Stubbe is best known for figuring out the mechanism of ribonucleotide reductase, an enzyme that catalyzes the conversion of ribonucleotides used in RNA to deoxyribonucleotides used in DNA. That reaction is the only route in nature for making deoxyribonucleotides.
Stubbe showed that the reduction at the 2′ position on the ribose sugar ring involves hydrogen removal at the 3′ position, which was unexpected because a 3′ hydrogen still exists in the final structure. The reaction is particularly unusual because later crystal structures showed a metal cofactor initiates the electron transfer required to power the reduction from more than 35 Å from the reactive site. Such a long distance between the two sites was unexpected because it was too far for conventional electron transfer. Stubbe proposed and demonstrated that the transfer happens in multiple steps.
The metal cofactor and the catalytic site of ribonucleotide reductase are separated by more than 35 Å. Credit: Adapted from Acc. Chem. Res.
“The remarkable part of this now widely accepted mechanism is that no crystallographic information was available when JoAnne proposed it,” van der Donk says. “When the structure of the enzyme was reported years later, her predictions proved to be correct, and she herself later provided experimental evidence of many of the radical intermediates.” Donald Hilvert, a chemistry professor at the Swiss Federal Institute of Technology Zurich, says, “Her groundbreaking studies of ribonucleotide reductases revolutionized the field of enzymology.”
Stubbe also uncovered details of the mechanism of action of bleomycin, a cancer drug that works by cleaving double-stranded DNA. “Her group determined the mechanism of this unusual process and solved the NMR structure of cobalt-substituted bleomycin bound to double-stranded DNA, a true tour de force,” van der Donk says.
Stubbe says she was shocked when she learned that she’d been named the Priestley Medalist. She’s been a member of ACS for more than 50 years, but as a biochemist she’s considered herself to be an outsider. “For a long time, biochemists have not been thought highly of by chemists,” she says. “I’m delighted that somebody chose me.” ACS publishes C&EN.
“Joanne Stubbe is an excellent choice to receive the 2020 Priestley Medal. Her research into the mechanisms of key biochemical enzymes has significantly advanced the field. Her passion for the science has made her a role model for young women and men alike,” 2019 ACS President Bonnie Charpentier says. “And I’m especially proud to welcome her into the prestigious ranks of the Priestley Medalists as only the fifth woman to receive this honor.”

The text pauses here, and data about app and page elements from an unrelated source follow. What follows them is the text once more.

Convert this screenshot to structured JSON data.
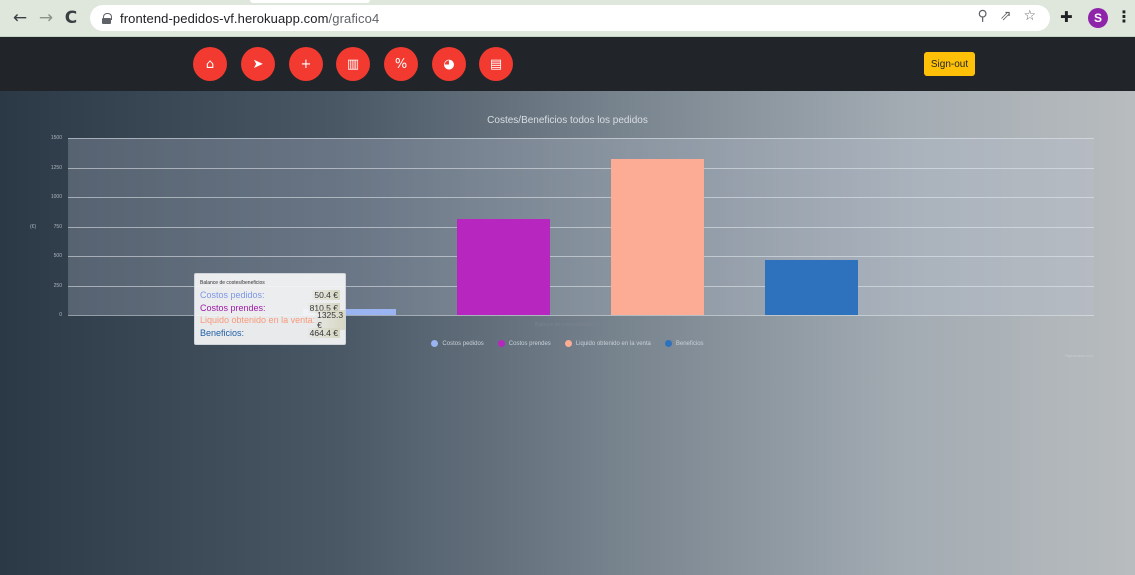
{
  "browser": {
    "url_host": "frontend-pedidos-vf.herokuapp.com",
    "url_path": "/grafico4",
    "profile_initial": "S",
    "icons": [
      "back-arrow-icon",
      "forward-arrow-icon",
      "reload-icon",
      "lock-icon",
      "zoom-icon",
      "share-icon",
      "star-icon",
      "extensions-icon",
      "menu-dots-icon"
    ]
  },
  "nav": {
    "buttons": [
      {
        "name": "home",
        "glyph": "⌂"
      },
      {
        "name": "send",
        "glyph": "➤"
      },
      {
        "name": "add-user",
        "glyph": "+"
      },
      {
        "name": "bar-chart",
        "glyph": "▥"
      },
      {
        "name": "percent",
        "glyph": "%"
      },
      {
        "name": "pie-chart",
        "glyph": "◕"
      },
      {
        "name": "area-chart",
        "glyph": "▤"
      }
    ],
    "signout_label": "Sign-out",
    "accent_color": "#f23a30",
    "signout_color": "#ffc107"
  },
  "chart_data": {
    "type": "bar",
    "title": "Costes/Beneficios todos los pedidos",
    "xlabel": "Balance de costes/beneficios",
    "ylabel": "(€)",
    "ylim": [
      0,
      1500
    ],
    "yticks": [
      0,
      250,
      500,
      750,
      1000,
      1250,
      1500
    ],
    "series": [
      {
        "name": "Costos pedidos",
        "value": 50.4,
        "color": "#99b4f0"
      },
      {
        "name": "Costos prendes",
        "value": 810.5,
        "color": "#b727bf"
      },
      {
        "name": "Liquido obtenido en la venta",
        "value": 1325.3,
        "color": "#fcac94"
      },
      {
        "name": "Beneficios",
        "value": 464.4,
        "color": "#2e72be"
      }
    ],
    "credit": "Highcharts.com",
    "tooltip": {
      "header": "Balance de costes/beneficios",
      "rows": [
        {
          "label": "Costos pedidos:",
          "value": "50.4 €",
          "color": "#7c97e4"
        },
        {
          "label": "Costos prendes:",
          "value": "810.5 €",
          "color": "#9c1aa6"
        },
        {
          "label": "Liquido obtenido en la venta:",
          "value": "1325.3 €",
          "color": "#f7997a"
        },
        {
          "label": "Beneficios:",
          "value": "464.4 €",
          "color": "#1f5fa8"
        }
      ]
    }
  }
}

Stubbe has received numerous awards for her research, including the 2010 Welch Award and the 2008 National Medal of Science, which was awarded in 2009. She was elected to the National Academy of Sciences in 1992.

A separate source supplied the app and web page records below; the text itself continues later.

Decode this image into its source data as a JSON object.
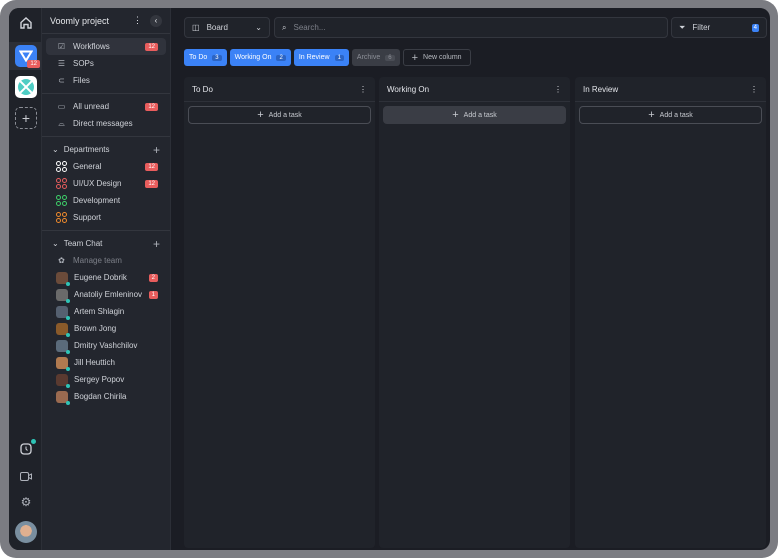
{
  "project": {
    "title": "Voomly project"
  },
  "rail": {
    "app_badge": "12"
  },
  "nav": [
    {
      "label": "Workflows",
      "badge": "12",
      "icon": "clipboard-check-icon"
    },
    {
      "label": "SOPs",
      "icon": "list-icon"
    },
    {
      "label": "Files",
      "icon": "paperclip-icon"
    }
  ],
  "inbox": [
    {
      "label": "All unread",
      "badge": "12"
    },
    {
      "label": "Direct messages"
    }
  ],
  "departments": {
    "title": "Departments",
    "items": [
      {
        "label": "General",
        "badge": "12",
        "color": "#ffffff"
      },
      {
        "label": "UI/UX Design",
        "badge": "12",
        "color": "#e85d5d"
      },
      {
        "label": "Development",
        "badge": "",
        "color": "#3ecf6a"
      },
      {
        "label": "Support",
        "badge": "",
        "color": "#f08a2c"
      }
    ]
  },
  "team": {
    "title": "Team Chat",
    "manage": "Manage team",
    "members": [
      {
        "name": "Eugene Dobrik",
        "badge": "2",
        "color": "#6b4b3a"
      },
      {
        "name": "Anatoliy Emleninov",
        "badge": "1",
        "color": "#6a6a6a"
      },
      {
        "name": "Artem Shlagin",
        "badge": "",
        "color": "#556070"
      },
      {
        "name": "Brown Jong",
        "badge": "",
        "color": "#8a5a2a"
      },
      {
        "name": "Dmitry Vashchilov",
        "badge": "",
        "color": "#5b6b7b"
      },
      {
        "name": "Jill Heuttich",
        "badge": "",
        "color": "#b07a50"
      },
      {
        "name": "Sergey Popov",
        "badge": "",
        "color": "#5a3a30"
      },
      {
        "name": "Bogdan Chirila",
        "badge": "",
        "color": "#9a6a50"
      }
    ]
  },
  "toolbar": {
    "view": "Board",
    "search_placeholder": "Search...",
    "filter": "Filter",
    "filter_count": "4"
  },
  "tabs": [
    {
      "label": "To Do",
      "count": "3"
    },
    {
      "label": "Working On",
      "count": "2"
    },
    {
      "label": "In Review",
      "count": "1"
    },
    {
      "label": "Archive",
      "count": "6"
    }
  ],
  "new_column": "New column",
  "columns": [
    {
      "title": "To Do",
      "add": "Add a task"
    },
    {
      "title": "Working On",
      "add": "Add a task"
    },
    {
      "title": "In Review",
      "add": "Add a task"
    }
  ],
  "colors": {
    "accent": "#3b82f6",
    "badge": "#e85d5d"
  }
}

Penny Jennings, UCLA Department of Chemistry & Biochemistry, email@example.com.